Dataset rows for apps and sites
________

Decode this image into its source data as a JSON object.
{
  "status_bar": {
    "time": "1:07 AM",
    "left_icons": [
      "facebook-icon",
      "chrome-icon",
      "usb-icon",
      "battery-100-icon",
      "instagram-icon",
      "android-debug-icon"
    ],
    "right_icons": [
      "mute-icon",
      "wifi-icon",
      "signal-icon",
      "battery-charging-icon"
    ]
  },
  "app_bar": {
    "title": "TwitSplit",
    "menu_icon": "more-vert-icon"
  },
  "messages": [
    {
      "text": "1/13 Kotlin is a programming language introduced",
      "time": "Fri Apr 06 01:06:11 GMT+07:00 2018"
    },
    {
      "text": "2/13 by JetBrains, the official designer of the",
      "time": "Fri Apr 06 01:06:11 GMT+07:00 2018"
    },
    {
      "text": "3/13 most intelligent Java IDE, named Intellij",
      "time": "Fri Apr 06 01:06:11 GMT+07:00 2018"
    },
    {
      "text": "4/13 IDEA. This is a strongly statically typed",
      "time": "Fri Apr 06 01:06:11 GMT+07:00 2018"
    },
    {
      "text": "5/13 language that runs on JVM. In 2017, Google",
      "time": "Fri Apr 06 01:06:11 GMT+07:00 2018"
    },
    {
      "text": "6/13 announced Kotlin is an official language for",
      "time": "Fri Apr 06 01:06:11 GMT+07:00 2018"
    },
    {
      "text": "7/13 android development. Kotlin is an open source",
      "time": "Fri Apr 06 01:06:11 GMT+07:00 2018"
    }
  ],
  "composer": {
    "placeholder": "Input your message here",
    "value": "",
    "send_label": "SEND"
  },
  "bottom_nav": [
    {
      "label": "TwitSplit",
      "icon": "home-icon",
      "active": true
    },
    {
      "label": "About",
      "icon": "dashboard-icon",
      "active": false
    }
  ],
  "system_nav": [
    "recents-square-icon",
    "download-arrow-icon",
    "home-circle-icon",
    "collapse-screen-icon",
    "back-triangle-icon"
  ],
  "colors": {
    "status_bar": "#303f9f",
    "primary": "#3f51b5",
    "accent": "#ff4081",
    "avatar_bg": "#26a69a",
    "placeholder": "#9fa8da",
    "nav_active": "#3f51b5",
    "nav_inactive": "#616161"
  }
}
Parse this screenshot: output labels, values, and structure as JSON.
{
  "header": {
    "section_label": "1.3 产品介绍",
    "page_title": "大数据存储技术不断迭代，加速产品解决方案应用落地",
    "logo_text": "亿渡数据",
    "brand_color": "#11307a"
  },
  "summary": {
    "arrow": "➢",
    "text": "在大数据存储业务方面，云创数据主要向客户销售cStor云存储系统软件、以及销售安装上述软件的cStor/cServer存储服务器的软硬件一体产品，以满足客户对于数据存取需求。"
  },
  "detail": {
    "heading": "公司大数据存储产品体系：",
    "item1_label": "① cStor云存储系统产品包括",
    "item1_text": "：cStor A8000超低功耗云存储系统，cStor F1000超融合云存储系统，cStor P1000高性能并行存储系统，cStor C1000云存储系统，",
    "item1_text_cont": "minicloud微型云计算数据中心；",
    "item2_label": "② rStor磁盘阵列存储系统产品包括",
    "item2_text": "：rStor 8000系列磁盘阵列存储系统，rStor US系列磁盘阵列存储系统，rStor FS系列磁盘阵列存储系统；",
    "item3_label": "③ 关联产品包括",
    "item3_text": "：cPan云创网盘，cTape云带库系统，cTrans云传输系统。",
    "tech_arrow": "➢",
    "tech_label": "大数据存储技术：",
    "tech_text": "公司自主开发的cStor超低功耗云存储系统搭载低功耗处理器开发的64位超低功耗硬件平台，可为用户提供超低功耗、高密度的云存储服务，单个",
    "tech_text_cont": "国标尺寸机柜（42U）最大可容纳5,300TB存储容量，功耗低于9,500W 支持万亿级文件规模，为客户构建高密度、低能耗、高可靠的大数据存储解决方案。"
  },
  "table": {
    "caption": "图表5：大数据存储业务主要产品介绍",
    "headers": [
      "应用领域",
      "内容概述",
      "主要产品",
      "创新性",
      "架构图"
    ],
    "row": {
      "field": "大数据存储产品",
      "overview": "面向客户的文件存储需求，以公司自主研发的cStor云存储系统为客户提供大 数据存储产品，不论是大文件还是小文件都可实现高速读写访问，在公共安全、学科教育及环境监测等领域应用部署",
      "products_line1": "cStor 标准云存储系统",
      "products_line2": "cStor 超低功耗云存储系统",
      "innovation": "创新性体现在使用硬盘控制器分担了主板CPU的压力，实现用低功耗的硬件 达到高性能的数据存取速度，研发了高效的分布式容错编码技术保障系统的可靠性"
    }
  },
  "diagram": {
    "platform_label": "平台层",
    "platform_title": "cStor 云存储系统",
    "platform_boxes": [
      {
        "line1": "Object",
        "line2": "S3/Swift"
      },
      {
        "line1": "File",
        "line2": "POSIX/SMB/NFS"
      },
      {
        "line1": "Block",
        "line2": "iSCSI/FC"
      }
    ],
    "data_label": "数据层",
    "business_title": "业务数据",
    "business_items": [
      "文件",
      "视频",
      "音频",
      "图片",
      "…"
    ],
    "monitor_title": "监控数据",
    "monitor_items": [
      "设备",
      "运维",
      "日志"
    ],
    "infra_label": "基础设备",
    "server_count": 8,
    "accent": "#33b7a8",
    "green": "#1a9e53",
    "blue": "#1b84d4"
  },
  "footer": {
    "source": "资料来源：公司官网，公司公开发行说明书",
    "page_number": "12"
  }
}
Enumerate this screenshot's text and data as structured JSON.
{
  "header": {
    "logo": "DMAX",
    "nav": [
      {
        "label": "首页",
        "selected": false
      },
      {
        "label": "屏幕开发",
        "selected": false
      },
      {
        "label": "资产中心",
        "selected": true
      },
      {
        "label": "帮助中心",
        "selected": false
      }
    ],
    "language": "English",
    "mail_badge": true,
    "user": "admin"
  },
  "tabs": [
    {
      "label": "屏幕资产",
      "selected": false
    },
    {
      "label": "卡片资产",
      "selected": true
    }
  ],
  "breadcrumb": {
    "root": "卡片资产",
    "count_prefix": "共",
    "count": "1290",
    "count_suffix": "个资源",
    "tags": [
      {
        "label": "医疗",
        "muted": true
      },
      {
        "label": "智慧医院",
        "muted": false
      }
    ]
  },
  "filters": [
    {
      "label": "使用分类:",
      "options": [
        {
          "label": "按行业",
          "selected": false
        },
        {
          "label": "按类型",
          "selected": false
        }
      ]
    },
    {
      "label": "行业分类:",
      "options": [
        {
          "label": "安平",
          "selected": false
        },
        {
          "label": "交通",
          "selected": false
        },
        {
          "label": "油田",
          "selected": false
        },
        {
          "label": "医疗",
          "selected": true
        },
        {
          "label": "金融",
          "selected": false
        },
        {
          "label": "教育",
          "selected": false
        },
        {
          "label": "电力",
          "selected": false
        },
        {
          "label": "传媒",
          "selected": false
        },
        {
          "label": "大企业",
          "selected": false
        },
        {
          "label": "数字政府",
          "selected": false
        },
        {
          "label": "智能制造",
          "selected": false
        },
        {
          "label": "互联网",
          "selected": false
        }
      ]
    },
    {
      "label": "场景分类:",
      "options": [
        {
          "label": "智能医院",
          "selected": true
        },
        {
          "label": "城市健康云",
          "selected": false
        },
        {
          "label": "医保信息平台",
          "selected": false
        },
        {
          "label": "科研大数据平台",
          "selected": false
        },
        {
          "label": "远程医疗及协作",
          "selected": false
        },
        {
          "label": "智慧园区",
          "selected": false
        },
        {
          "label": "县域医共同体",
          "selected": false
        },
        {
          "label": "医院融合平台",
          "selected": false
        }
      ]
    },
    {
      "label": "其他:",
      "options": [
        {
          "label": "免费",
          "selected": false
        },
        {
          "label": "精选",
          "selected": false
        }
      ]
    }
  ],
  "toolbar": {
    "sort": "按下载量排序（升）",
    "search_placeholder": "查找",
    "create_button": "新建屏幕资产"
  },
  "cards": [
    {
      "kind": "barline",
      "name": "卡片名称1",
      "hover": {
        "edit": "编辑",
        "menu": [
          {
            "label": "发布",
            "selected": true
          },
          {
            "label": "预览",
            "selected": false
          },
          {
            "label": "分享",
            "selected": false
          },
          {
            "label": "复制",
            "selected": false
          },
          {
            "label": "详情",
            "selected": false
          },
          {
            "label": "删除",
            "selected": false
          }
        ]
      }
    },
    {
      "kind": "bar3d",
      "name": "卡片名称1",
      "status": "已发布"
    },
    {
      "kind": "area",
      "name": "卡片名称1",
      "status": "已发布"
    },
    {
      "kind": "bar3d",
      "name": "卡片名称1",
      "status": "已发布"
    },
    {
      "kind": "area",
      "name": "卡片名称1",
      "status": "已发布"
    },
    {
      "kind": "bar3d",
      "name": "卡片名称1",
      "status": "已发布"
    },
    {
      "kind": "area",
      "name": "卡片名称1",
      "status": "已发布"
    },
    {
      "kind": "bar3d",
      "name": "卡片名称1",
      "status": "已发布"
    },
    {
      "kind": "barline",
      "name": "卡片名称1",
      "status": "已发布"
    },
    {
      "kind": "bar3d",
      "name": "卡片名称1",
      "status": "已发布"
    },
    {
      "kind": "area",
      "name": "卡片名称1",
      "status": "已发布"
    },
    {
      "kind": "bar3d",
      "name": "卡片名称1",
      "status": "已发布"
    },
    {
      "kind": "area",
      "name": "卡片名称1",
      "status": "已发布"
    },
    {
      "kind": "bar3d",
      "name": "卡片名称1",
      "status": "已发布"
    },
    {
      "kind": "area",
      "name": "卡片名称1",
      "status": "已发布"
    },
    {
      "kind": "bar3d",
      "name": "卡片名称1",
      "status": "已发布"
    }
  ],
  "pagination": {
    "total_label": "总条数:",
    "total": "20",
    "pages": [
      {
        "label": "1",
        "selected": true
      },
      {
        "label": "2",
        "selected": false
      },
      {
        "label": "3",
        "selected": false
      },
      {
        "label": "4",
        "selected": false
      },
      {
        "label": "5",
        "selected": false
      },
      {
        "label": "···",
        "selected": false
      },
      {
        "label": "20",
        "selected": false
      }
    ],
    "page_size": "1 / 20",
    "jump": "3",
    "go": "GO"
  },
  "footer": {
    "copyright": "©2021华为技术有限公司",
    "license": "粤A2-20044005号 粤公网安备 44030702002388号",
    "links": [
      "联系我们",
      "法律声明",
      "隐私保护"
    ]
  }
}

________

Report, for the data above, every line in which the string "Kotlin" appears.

• _SOLUTION TO THIS EXERCISE_:
      "text": "1/13 Kotlin is a programming language introduced",
      "text": "6/13 announced Kotlin is an official language for",
      "text": "7/13 android development. Kotlin is an open source",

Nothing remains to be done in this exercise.